The Launch Titles for the Nintendo Entertainment System were the games available on its first release in the United States of America. The exact date of its release, and which games were available, are not as precisely known as they were today. In the mid-80s, after the great video game crash of 1983, video games were toys, and unimportant ones at that, and there was not an entire field of video game journalism dedicated to detailing developments in real time. The Nintendo Entertainment System was first released in the New York City market in October of 1985, was then released in other large cities in spring of the following year, and was released across the United States for the next Christmas season. But for its original, October 1985 release, the following games were available for sale with the NES:

Although many sources claim Donkey Kong Jr. Math and Mach Rider were launch titles of the NES, most of the evidence, including advertisements from that time seem to dispute this. Given the haphazard nature of the industry at the time, and how long ago it happened, it seems possible that some mislabeled boxes of test cartridges could have gotten to Macy's, so it is possible that Mach Rider was sold at launch. However, whether or not, it doesn't change the basic idea of what was included at the NES' launch. What type of games were included?

First, two games, Gyromite and Stack-Up, were both designed for use with the R.O.B. device, a robot that Nintendo included with the original launch for marketing reasons. The R.O.B. proved to be unsuccessful, and no other games were designed for it. The list also includes three games utilizing the Zapper light gun: Duck Hunt, Hogan's Alley and Wild Gunman. Like the R.O.B., the Zapper was included for marketing reasons: after the game crash of 1983, Nintendo advertised its product as an "entertainment system", and novel peripherals were a way to do that. Of the other games, seven were sports games: 10 Yard Fight, Baseball, Excitebike (more or less), Golf, Pinball (arguably), Soccer and Tennis. Notice that four of those also had very prosaic names.

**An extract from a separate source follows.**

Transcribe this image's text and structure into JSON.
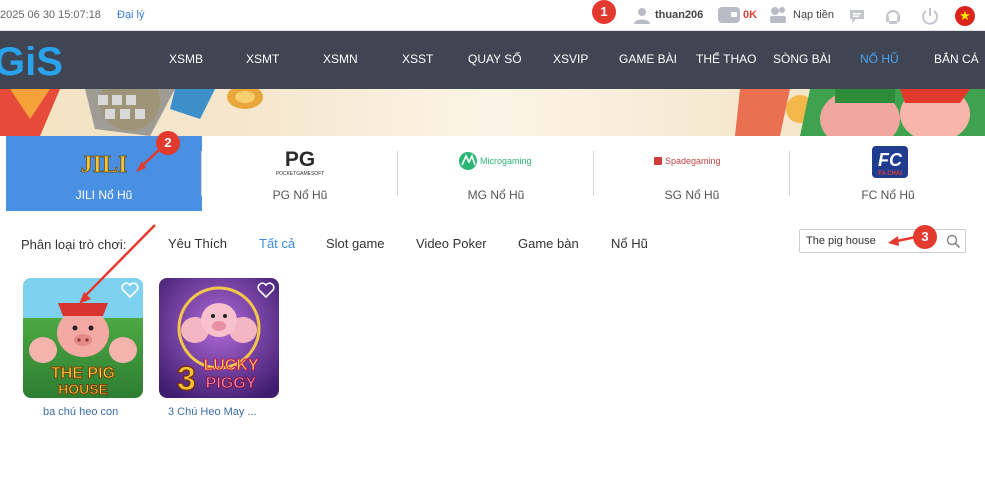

There was one puzzle/maze game, Clu Clu Land, which roughly resembles Pac-Man. There was one puzzle game, Wrecking Crew, one fighting game, Kung-Fu, and of course, Super Mario Bros..

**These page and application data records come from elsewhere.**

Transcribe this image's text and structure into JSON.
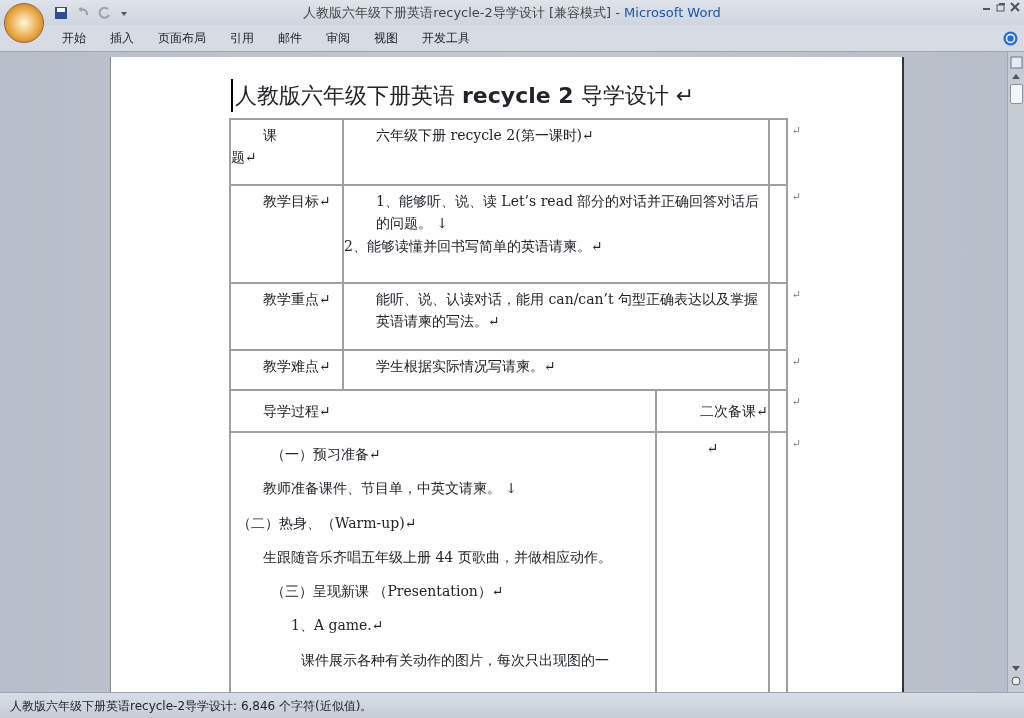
{
  "window": {
    "title_document": "人教版六年级下册英语recycle-2导学设计 [兼容模式]",
    "title_separator": "-",
    "title_app": "Microsoft Word"
  },
  "ribbon_tabs": [
    "开始",
    "插入",
    "页面布局",
    "引用",
    "邮件",
    "审阅",
    "视图",
    "开发工具"
  ],
  "document": {
    "heading": "人教版六年级下册英语 **recycle 2** 导学设计 ↵",
    "rows": [
      {
        "kind": "label",
        "label": [
          "课",
          "题↵"
        ],
        "content": [
          "六年级下册 recycle 2(第一课时)↵"
        ],
        "end_mark": "↵"
      },
      {
        "kind": "label",
        "label": [
          "教学目标↵"
        ],
        "content": [
          "1、能够听、说、读 Let’s  read 部分的对话并正确回答对话后的问题。 ↓",
          "2、能够读懂并回书写简单的英语请柬。↵"
        ],
        "end_mark": "↵"
      },
      {
        "kind": "label",
        "label": [
          "教学重点↵"
        ],
        "content": [
          "能听、说、认读对话，能用 can/can’t 句型正确表达以及掌握英语请柬的写法。↵"
        ],
        "end_mark": "↵"
      },
      {
        "kind": "label",
        "label": [
          "教学难点↵"
        ],
        "content": [
          "学生根据实际情况写请柬。↵"
        ],
        "end_mark": "↵"
      },
      {
        "kind": "header",
        "label": [
          "导学过程↵"
        ],
        "content": [
          "二次备课↵"
        ],
        "end_mark": "↵"
      },
      {
        "kind": "process",
        "label": [
          "（一）预习准备↵",
          "教师准备课件、节目单，中英文请柬。 ↓",
          "（二）热身、（Warm-up)↵",
          "生跟随音乐齐唱五年级上册 44 页歌曲，并做相应动作。",
          "（三）呈现新课 （Presentation）↵",
          "1、A game.↵",
          "课件展示各种有关动作的图片，每次只出现图的一"
        ],
        "content": [
          "↵"
        ],
        "end_mark": "↵"
      }
    ]
  },
  "status_bar": "人教版六年级下册英语recycle-2导学设计: 6,846 个字符(近似值)。"
}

Given the later impact of the Nintendo, and the genres of video games it helped invent, this list has some conspicuous absences. In the 1980s, arcade games were popular everywhere, but the launch titles included only two games that were ported from the arcade: Kung-Fu and Wild Gunman, neither of which were a famous arcade title at the time. Nintendo would later release many more arcade ports, such as Galaga, Pac-Man, Dig-Dug and Bubble Bobble, but that wasn't evident from the first release. Since Nintendo was trying to rebrand itself as an "entertainment system", and not just a video game system, it might make sense to eschew beep-beep-blink-blink games, and instead focus on sports games, or on games that featured electronic accessories. I don't know if that is the case, but it seems reasonable that the launch titles could have been meant to expand demographic appeal.

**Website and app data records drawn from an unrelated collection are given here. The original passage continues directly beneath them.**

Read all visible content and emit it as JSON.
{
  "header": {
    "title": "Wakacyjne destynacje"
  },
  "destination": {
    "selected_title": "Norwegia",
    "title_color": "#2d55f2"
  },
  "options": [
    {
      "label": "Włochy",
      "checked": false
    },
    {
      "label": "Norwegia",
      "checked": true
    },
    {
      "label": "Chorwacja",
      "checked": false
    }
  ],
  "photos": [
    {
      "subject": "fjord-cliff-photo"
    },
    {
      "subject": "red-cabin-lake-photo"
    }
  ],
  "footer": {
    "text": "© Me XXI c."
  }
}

But I haven't even touched on the most important point, which I want you all to sit down for, because it is in "blow-your-mind" territory: the original Nintendo launch titles only included one "Nintendo Game", which was Super Mario Bros. Because while the Nintendo provided an adequate platform for remixed Arcade Games, and would have a host of sports games over its life, "Nintendo Games", as opposed to games on the Nintendo, were a special type of game. They had bright, sometimes cartoonish graphics, they told stories, and they had worlds to explore. I was born in 1979, so my first exposure to games were just as things that were miraculously allowing us to change what was on our TV screen, and that was attraction enough. But when I was old enough for Nintendo, the appeal was that we got to explore our own worlds: places with strange, yet mostly consistent laws that gave us a feeling of exploring a real place. Super Mario Bros. was the first game to really introduce this, in a technical and creative breakthrough, but other games would come later. Although there were many good games in other genres, the Nintendo is mostly remembered for its platformer and adventure games. But in 1985, there were still years before Castlevania, Metroid, The Legend of Zelda and Mega Man were released.

The reason that I thought to write about this is not because I think people specifically need to know about Clu-Clu Land, but because it interests me that people often remember something's most prominent features as necessarily being its earliest features. The Nintendo that so interested us on the playground in sixth grade was not present from its earliest days. The artistic and commercial success of the Nintendo seems almost coincidental in retrospect, because it is entirely possible that in slightly different circumstances, Nintendo would have continued to market the Nintendo as a toy where people could play golf with the help of a robot, and the expansive worlds that were the source of so much excitement on our middle school playgrounds would have never come to be.